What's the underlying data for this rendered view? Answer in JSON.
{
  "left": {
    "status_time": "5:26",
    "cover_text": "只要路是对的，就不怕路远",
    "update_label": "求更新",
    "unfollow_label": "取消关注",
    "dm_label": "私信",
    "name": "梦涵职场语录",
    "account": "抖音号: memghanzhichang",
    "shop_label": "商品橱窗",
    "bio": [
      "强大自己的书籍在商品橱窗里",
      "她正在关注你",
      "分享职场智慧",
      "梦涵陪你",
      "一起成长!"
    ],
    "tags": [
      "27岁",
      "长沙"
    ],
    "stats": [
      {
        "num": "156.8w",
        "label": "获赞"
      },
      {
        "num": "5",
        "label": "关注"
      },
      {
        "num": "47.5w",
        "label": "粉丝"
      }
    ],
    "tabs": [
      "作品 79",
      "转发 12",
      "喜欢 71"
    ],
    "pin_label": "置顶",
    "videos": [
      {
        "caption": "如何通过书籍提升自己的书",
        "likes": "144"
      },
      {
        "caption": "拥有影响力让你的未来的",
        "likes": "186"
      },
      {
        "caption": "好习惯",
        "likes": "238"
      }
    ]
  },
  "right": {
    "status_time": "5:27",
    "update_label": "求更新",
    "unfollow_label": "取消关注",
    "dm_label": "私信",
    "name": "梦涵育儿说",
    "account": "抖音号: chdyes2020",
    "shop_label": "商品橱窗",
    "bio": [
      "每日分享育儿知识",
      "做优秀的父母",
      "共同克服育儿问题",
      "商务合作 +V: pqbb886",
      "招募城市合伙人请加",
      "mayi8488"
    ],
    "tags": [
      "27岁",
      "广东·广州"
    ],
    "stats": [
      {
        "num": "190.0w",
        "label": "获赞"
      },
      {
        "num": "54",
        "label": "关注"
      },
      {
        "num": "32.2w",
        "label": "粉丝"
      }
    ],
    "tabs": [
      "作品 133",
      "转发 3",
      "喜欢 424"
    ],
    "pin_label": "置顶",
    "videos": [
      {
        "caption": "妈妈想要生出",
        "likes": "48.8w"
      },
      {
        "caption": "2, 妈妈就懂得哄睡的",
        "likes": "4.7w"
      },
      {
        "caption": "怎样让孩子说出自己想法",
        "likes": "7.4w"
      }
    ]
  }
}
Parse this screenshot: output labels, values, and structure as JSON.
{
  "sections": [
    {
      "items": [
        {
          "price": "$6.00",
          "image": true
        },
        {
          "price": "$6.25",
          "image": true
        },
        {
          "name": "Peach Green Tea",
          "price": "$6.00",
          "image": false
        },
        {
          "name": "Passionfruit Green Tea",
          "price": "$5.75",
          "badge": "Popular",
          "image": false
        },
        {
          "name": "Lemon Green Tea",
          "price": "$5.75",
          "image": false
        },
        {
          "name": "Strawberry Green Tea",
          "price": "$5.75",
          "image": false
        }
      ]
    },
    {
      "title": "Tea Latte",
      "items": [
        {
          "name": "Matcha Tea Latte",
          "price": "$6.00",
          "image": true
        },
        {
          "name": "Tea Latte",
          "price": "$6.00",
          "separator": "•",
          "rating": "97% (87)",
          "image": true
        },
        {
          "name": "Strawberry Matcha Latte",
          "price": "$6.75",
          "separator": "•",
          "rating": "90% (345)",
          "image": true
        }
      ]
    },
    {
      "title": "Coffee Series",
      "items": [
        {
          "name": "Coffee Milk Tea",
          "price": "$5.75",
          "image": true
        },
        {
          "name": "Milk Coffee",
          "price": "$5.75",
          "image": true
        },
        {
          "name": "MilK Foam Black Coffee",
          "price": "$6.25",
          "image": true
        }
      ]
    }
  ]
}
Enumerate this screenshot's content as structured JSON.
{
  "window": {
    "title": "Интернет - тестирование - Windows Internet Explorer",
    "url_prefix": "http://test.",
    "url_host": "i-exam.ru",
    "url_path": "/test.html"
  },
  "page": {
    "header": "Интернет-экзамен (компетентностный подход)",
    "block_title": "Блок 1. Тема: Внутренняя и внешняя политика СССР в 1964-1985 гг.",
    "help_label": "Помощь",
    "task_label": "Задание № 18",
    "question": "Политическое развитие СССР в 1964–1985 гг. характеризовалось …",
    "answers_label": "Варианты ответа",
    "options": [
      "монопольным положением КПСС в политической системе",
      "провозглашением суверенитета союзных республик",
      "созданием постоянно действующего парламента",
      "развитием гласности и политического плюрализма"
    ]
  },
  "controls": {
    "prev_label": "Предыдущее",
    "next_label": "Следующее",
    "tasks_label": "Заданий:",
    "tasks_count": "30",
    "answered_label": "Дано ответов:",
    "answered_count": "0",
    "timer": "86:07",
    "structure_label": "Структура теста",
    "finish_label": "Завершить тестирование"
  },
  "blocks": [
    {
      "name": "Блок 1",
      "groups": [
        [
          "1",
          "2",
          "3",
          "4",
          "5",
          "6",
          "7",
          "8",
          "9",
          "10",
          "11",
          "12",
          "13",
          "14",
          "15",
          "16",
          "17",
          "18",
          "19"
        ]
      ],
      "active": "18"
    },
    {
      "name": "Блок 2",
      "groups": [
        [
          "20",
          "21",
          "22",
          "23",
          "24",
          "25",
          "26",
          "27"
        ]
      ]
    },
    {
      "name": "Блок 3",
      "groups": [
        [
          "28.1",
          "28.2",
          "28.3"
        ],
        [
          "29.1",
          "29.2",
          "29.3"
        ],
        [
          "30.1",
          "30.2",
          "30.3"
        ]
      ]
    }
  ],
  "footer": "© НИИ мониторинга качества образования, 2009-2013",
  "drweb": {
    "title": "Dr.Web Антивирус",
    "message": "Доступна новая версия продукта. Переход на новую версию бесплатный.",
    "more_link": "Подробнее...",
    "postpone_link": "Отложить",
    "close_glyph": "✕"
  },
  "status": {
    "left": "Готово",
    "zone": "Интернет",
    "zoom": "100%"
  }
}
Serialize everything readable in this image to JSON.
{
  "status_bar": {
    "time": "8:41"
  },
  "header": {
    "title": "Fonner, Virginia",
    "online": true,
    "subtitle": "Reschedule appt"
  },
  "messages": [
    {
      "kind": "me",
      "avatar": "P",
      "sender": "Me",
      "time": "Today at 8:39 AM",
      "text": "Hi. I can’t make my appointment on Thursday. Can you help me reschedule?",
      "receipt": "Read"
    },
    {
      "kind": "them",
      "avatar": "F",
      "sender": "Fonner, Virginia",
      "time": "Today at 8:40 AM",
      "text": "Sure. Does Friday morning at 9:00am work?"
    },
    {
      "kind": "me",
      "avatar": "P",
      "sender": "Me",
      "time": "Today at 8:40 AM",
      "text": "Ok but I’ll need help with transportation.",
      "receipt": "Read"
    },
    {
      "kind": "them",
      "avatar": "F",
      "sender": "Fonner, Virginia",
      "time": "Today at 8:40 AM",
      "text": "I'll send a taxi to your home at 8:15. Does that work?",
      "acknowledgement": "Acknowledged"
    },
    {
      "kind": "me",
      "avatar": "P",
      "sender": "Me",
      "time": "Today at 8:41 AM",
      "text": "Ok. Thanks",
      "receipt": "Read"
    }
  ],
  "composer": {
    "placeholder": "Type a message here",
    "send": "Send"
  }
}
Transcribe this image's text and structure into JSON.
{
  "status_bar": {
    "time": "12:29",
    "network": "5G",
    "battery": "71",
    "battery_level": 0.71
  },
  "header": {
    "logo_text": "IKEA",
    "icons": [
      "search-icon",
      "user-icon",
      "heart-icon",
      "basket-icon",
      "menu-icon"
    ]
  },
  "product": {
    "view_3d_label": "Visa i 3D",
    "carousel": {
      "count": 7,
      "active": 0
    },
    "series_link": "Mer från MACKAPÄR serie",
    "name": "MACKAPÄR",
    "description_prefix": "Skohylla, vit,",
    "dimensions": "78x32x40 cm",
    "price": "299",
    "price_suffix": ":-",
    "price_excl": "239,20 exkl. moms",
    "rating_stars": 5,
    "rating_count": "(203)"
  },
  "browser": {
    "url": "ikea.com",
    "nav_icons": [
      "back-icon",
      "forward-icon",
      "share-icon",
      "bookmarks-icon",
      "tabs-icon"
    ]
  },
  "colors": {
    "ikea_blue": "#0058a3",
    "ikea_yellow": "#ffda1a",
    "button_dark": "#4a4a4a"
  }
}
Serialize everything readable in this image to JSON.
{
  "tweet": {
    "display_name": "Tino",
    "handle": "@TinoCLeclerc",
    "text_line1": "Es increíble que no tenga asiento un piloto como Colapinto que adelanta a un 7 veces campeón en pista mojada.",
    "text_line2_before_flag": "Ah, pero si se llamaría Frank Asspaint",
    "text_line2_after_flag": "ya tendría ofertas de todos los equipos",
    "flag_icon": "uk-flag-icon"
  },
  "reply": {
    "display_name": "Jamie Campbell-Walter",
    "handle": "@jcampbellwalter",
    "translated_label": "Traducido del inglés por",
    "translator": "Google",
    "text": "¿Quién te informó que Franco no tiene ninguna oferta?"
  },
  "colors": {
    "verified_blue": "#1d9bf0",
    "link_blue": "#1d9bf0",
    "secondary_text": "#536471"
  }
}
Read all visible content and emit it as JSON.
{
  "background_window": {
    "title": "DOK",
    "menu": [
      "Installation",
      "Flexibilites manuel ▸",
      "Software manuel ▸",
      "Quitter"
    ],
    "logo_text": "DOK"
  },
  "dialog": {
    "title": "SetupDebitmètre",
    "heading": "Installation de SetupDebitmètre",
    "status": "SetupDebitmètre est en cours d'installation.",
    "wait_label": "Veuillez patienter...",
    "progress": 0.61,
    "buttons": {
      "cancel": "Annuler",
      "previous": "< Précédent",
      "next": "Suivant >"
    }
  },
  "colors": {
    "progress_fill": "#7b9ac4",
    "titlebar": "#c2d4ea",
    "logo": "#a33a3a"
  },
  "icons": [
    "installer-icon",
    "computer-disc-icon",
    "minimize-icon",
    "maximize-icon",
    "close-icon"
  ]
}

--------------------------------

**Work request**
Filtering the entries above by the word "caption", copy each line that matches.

**Written response**
        "caption": "如何通过书籍提升自己的书",
        "caption": "拥有影响力让你的未来的",
        "caption": "好习惯",
        "caption": "妈妈想要生出",
        "caption": "2, 妈妈就懂得哄睡的",
        "caption": "怎样让孩子说出自己想法",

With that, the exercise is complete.